Hannah Deacon, whose son Alfie was the first patient in the UK to receive a permanent licence for prescribed medicinal cannabis on the NHS, recently wrote to the Prime Minister about the current state of the NHS’ prescriptions for medical cannabis, pleading with him to “make this right”. She stated that “patient and parents’ desperation to have access to this life changing medicine has led them to obtain it privately, at a huge financial cost for their families. They could even worry about being drawn to the black market to treat their children.”

Indeed, in a poll undertaken by YouGov on behalf of the Centre for Medicinal Cannabis and patient advocacy group, Cannabis Patient and Advocacy support Service (CPASS), it is estimated that the number of people in the UK who resort to sourcing and using “street” cannabis (marijuana) to treat chronic health conditions is close to 1.4 million users (2.8% of the adult population).

Previously, these patients were also frequently going abroad to countries such as the Netherlands to obtain the medicine from a Dutch doctor using a private UK prescription, because the NHS refused to pay for the medicine.
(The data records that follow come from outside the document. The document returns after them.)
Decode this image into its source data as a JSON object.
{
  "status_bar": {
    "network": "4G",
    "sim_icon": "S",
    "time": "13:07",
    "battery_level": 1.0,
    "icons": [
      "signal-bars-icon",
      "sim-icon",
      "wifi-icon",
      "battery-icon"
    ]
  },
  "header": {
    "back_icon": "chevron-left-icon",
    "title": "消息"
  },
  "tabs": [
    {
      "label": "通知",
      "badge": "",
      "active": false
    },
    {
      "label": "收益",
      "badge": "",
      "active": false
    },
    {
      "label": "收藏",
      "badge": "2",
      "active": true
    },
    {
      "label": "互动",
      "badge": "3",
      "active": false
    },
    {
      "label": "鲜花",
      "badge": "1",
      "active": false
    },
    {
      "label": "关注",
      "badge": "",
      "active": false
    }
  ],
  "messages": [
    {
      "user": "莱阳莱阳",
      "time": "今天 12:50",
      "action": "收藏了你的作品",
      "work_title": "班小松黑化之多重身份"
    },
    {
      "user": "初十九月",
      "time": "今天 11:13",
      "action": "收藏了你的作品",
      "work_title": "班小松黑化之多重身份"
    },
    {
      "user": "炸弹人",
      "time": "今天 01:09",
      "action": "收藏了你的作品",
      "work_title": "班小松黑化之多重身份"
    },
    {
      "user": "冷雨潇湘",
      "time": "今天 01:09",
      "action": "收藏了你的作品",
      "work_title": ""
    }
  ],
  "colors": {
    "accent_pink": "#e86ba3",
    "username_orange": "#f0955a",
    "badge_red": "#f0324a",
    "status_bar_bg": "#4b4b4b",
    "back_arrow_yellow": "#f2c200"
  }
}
However, since 1 January 2021 and the UK’s exit from the EU, these prescriptions issued in the UK cannot be lawfully dispensed by an EU member state.

Patients and their families are feeling being backed into a corner. For these parents, they are unsupported by doctors, the pharmaceutical industry, the government and policy-makers. Even doctors who may be supportive are limited by the strict present guidelines.

So for them, the private markets and clinics could be seen as a good thing. It makes the medicine readily available for those who can afford it. It also offers doctors a way to treat patients outside of the restrictive guidelines, and refer them to private specialists who can help.

However, it is difficult to see how this could be considered a long term, appropriate solution for the patients who desperately need this medication. It creates a divide between those who can afford the medication and those who simply cannot. It could also be said that having these clinics readily available does not encourage the government or the NHS to take pro-active steps to find solutions for patients.

Organisations such as End our Pain and Epilepsy Action are calling for the government to provide financial support or alternative access to these medicines through the NHS as a matter of urgency. This could be a solution in the interim, to give the NHS the time they need to obtain the data to make prescriptions readily available, while still allowing patients the option of obtaining the medication privately in the interim, without financially crippling them along the way.

We shall be keenly watching this space.

[1] An update on medical cannabis prescribing in the UK by Angela Downden, Prescriber, Volume 32, Issue 3 p.24-27

[2] An update on medical cannabis prescribing in the UK by Angela Downden, Prescriber, Volume 32, Issue 3 p.24-27

Further information

If you have any questions regarding this blog, please contact Alice Trotter in our Regulatory team. 

About the authors

Alice Trotter is a trainee solicitor at Kingsley Napley and is currently in her first seat in the Regulatory team, specialising in advising individuals and firms in the regulated sectors. Prior to commencing her training contract, Alice was a Paralegal in the Family Team, where she assisted partners and associates in with a range of cases.

Shannett Thompson is a Partner in the Regulatory Team having trained in the NHS and commenced her career exclusively defending doctors. In addition, Shannett has built up a significant niche in advising investors and businesses in the cannabis sector and has been at the forefront of providing advice in the area of cannabis-based medicines, CBD and related licensing issues.

Share insightLinkedIn Twitter Facebook Email to a friend Print

Email this page to a friend

We welcome views and opinions about the issues raised in this blog. Should you require specific advice in relation to personal circumstances, please use the form on the contact page.

Leave a comment

You may also be interested in:

Skip to content Home About Us Insights Services Contact Accessibility